-- Exercise description --
Return every line of the data below, exactly.

-- Dataset entries --
________

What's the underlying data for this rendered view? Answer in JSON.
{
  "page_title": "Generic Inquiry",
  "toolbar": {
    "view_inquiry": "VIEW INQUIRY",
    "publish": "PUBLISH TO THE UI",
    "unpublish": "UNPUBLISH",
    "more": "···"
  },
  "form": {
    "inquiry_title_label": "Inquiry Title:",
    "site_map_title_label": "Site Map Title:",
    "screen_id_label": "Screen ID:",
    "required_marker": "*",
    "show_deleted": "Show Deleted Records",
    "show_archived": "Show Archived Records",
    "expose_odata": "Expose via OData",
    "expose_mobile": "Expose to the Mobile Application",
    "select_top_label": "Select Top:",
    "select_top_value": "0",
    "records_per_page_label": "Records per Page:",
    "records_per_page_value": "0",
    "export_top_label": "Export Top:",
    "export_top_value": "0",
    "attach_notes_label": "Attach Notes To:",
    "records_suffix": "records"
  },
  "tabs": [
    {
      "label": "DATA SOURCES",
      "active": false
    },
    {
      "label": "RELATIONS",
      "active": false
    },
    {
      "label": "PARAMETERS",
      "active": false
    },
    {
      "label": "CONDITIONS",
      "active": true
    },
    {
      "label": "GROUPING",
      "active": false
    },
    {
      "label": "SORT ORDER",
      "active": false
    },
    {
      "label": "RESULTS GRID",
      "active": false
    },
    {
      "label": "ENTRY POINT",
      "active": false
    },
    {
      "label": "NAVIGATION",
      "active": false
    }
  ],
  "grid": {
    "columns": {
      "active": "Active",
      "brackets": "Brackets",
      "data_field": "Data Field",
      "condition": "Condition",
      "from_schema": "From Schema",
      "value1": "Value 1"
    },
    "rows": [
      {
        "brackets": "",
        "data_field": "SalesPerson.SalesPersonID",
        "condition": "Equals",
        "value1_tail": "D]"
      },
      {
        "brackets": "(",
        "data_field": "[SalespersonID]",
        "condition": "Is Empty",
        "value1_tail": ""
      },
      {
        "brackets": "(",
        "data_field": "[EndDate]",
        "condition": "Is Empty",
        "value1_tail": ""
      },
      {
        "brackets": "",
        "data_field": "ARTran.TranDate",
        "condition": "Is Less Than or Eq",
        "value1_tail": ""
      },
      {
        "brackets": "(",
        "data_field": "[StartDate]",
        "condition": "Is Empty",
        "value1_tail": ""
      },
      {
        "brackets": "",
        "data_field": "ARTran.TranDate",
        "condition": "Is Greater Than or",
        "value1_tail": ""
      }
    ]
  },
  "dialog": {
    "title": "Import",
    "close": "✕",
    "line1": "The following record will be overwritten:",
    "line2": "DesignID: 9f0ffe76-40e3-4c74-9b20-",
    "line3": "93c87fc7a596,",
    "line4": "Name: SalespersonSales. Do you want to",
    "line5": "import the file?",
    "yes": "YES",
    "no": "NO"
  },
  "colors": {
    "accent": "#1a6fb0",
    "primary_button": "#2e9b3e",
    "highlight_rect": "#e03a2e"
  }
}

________

-- Finished exercise --
What's the underlying data for this rendered view? Answer in JSON.
{
  "page_title": "Generic Inquiry",
  "toolbar": {
    "view_inquiry": "VIEW INQUIRY",
    "publish": "PUBLISH TO THE UI",
    "unpublish": "UNPUBLISH",
    "more": "···"
  },
  "form": {
    "inquiry_title_label": "Inquiry Title:",
    "site_map_title_label": "Site Map Title:",
    "screen_id_label": "Screen ID:",
    "required_marker": "*",
    "show_deleted": "Show Deleted Records",
    "show_archived": "Show Archived Records",
    "expose_odata": "Expose via OData",
    "expose_mobile": "Expose to the Mobile Application",
    "select_top_label": "Select Top:",
    "select_top_value": "0",
    "records_per_page_label": "Records per Page:",
    "records_per_page_value": "0",
    "export_top_label": "Export Top:",
    "export_top_value": "0",
    "attach_notes_label": "Attach Notes To:",
    "records_suffix": "records"
  },
  "tabs": [
    {
      "label": "DATA SOURCES",
      "active": false
    },
    {
      "label": "RELATIONS",
      "active": false
    },
    {
      "label": "PARAMETERS",
      "active": false
    },
    {
      "label": "CONDITIONS",
      "active": true
    },
    {
      "label": "GROUPING",
      "active": false
    },
    {
      "label": "SORT ORDER",
      "active": false
    },
    {
      "label": "RESULTS GRID",
      "active": false
    },
    {
      "label": "ENTRY POINT",
      "active": false
    },
    {
      "label": "NAVIGATION",
      "active": false
    }
  ],
  "grid": {
    "columns": {
      "active": "Active",
      "brackets": "Brackets",
      "data_field": "Data Field",
      "condition": "Condition",
      "from_schema": "From Schema",
      "value1": "Value 1"
    },
    "rows": [
      {
        "brackets": "",
        "data_field": "SalesPerson.SalesPersonID",
        "condition": "Equals",
        "value1_tail": "D]"
      },
      {
        "brackets": "(",
        "data_field": "[SalespersonID]",
        "condition": "Is Empty",
        "value1_tail": ""
      },
      {
        "brackets": "(",
        "data_field": "[EndDate]",
        "condition": "Is Empty",
        "value1_tail": ""
      },
      {
        "brackets": "",
        "data_field": "ARTran.TranDate",
        "condition": "Is Less Than or Eq",
        "value1_tail": ""
      },
      {
        "brackets": "(",
        "data_field": "[StartDate]",
        "condition": "Is Empty",
        "value1_tail": ""
      },
      {
        "brackets": "",
        "data_field": "ARTran.TranDate",
        "condition": "Is Greater Than or",
        "value1_tail": ""
      }
    ]
  },
  "dialog": {
    "title": "Import",
    "close": "✕",
    "line1": "The following record will be overwritten:",
    "line2": "DesignID: 9f0ffe76-40e3-4c74-9b20-",
    "line3": "93c87fc7a596,",
    "line4": "Name: SalespersonSales. Do you want to",
    "line5": "import the file?",
    "yes": "YES",
    "no": "NO"
  },
  "colors": {
    "accent": "#1a6fb0",
    "primary_button": "#2e9b3e",
    "highlight_rect": "#e03a2e"
  }
}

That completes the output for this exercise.